■ INSTRUCTIONS FOR THE TASK:
Return all the entries word for word.

■ Entries from a dataset of interfaces:
──────────────────────────────
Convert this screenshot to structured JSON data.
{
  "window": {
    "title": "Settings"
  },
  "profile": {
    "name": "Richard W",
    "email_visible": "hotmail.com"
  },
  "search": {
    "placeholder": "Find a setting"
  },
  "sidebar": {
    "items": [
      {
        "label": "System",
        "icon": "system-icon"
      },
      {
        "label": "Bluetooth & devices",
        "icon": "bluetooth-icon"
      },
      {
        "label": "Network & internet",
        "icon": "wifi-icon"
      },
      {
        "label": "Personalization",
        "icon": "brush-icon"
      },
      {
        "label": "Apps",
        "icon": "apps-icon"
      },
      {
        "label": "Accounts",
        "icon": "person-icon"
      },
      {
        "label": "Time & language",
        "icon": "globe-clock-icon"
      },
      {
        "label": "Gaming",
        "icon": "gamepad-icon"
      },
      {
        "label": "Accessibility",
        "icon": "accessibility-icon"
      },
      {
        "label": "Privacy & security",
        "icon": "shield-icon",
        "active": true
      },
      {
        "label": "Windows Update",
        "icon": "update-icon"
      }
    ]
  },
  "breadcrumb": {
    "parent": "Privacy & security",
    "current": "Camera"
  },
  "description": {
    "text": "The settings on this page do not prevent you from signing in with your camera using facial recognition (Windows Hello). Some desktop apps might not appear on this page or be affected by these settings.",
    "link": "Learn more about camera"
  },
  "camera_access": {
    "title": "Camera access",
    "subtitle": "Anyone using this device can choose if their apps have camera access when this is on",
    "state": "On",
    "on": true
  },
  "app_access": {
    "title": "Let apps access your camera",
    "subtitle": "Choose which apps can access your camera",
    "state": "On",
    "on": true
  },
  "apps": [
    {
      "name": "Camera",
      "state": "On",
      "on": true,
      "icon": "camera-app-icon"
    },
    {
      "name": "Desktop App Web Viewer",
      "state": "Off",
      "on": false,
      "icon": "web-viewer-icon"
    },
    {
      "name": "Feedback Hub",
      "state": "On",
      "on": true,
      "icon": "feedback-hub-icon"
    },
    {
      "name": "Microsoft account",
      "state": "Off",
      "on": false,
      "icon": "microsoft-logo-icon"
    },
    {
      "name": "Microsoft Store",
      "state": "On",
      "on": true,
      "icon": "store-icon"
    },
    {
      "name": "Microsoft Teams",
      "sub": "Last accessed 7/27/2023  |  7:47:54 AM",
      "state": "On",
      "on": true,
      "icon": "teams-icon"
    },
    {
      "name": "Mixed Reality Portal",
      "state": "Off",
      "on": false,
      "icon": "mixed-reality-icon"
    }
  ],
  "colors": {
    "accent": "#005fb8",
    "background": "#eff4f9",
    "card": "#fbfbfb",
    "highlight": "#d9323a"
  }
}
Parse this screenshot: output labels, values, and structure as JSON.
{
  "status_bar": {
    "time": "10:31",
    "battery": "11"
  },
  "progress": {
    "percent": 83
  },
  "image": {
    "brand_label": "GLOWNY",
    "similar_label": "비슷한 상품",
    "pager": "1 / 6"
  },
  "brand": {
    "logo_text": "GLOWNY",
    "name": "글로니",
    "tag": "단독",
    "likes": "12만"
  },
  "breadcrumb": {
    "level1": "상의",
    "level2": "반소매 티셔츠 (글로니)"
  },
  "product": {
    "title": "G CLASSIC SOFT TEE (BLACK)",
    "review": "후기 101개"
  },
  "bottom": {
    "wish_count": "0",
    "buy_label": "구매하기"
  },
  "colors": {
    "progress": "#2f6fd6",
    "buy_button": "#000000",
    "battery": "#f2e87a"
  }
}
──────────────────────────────
■ EXERCISE RESPONSE:
Convert this screenshot to structured JSON data.
{
  "window": {
    "title": "Settings"
  },
  "profile": {
    "name": "Richard W",
    "email_visible": "hotmail.com"
  },
  "search": {
    "placeholder": "Find a setting"
  },
  "sidebar": {
    "items": [
      {
        "label": "System",
        "icon": "system-icon"
      },
      {
        "label": "Bluetooth & devices",
        "icon": "bluetooth-icon"
      },
      {
        "label": "Network & internet",
        "icon": "wifi-icon"
      },
      {
        "label": "Personalization",
        "icon": "brush-icon"
      },
      {
        "label": "Apps",
        "icon": "apps-icon"
      },
      {
        "label": "Accounts",
        "icon": "person-icon"
      },
      {
        "label": "Time & language",
        "icon": "globe-clock-icon"
      },
      {
        "label": "Gaming",
        "icon": "gamepad-icon"
      },
      {
        "label": "Accessibility",
        "icon": "accessibility-icon"
      },
      {
        "label": "Privacy & security",
        "icon": "shield-icon",
        "active": true
      },
      {
        "label": "Windows Update",
        "icon": "update-icon"
      }
    ]
  },
  "breadcrumb": {
    "parent": "Privacy & security",
    "current": "Camera"
  },
  "description": {
    "text": "The settings on this page do not prevent you from signing in with your camera using facial recognition (Windows Hello). Some desktop apps might not appear on this page or be affected by these settings.",
    "link": "Learn more about camera"
  },
  "camera_access": {
    "title": "Camera access",
    "subtitle": "Anyone using this device can choose if their apps have camera access when this is on",
    "state": "On",
    "on": true
  },
  "app_access": {
    "title": "Let apps access your camera",
    "subtitle": "Choose which apps can access your camera",
    "state": "On",
    "on": true
  },
  "apps": [
    {
      "name": "Camera",
      "state": "On",
      "on": true,
      "icon": "camera-app-icon"
    },
    {
      "name": "Desktop App Web Viewer",
      "state": "Off",
      "on": false,
      "icon": "web-viewer-icon"
    },
    {
      "name": "Feedback Hub",
      "state": "On",
      "on": true,
      "icon": "feedback-hub-icon"
    },
    {
      "name": "Microsoft account",
      "state": "Off",
      "on": false,
      "icon": "microsoft-logo-icon"
    },
    {
      "name": "Microsoft Store",
      "state": "On",
      "on": true,
      "icon": "store-icon"
    },
    {
      "name": "Microsoft Teams",
      "sub": "Last accessed 7/27/2023  |  7:47:54 AM",
      "state": "On",
      "on": true,
      "icon": "teams-icon"
    },
    {
      "name": "Mixed Reality Portal",
      "state": "Off",
      "on": false,
      "icon": "mixed-reality-icon"
    }
  ],
  "colors": {
    "accent": "#005fb8",
    "background": "#eff4f9",
    "card": "#fbfbfb",
    "highlight": "#d9323a"
  }
}
Parse this screenshot: output labels, values, and structure as JSON.
{
  "status_bar": {
    "time": "10:31",
    "battery": "11"
  },
  "progress": {
    "percent": 83
  },
  "image": {
    "brand_label": "GLOWNY",
    "similar_label": "비슷한 상품",
    "pager": "1 / 6"
  },
  "brand": {
    "logo_text": "GLOWNY",
    "name": "글로니",
    "tag": "단독",
    "likes": "12만"
  },
  "breadcrumb": {
    "level1": "상의",
    "level2": "반소매 티셔츠 (글로니)"
  },
  "product": {
    "title": "G CLASSIC SOFT TEE (BLACK)",
    "review": "후기 101개"
  },
  "bottom": {
    "wish_count": "0",
    "buy_label": "구매하기"
  },
  "colors": {
    "progress": "#2f6fd6",
    "buy_button": "#000000",
    "battery": "#f2e87a"
  }
}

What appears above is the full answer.